Dataset rows for apps and sites:
========

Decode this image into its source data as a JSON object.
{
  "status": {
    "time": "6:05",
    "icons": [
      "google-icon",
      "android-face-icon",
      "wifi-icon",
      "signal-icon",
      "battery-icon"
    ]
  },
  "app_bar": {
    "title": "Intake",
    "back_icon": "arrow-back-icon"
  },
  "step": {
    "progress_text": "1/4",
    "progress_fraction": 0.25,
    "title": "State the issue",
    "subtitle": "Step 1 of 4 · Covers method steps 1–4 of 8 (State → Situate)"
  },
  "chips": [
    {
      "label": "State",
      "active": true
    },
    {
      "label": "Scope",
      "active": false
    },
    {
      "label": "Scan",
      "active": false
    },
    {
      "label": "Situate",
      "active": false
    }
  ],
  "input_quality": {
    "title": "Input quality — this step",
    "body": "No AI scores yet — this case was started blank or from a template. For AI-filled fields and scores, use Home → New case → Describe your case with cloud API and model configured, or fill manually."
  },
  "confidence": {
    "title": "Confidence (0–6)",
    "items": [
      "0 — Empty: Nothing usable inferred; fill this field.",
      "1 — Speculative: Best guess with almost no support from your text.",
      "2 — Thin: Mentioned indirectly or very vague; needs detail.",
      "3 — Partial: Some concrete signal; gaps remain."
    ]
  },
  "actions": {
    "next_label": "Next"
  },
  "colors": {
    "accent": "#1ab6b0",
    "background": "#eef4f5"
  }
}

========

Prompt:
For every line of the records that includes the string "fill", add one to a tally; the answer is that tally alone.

Worked solution:
2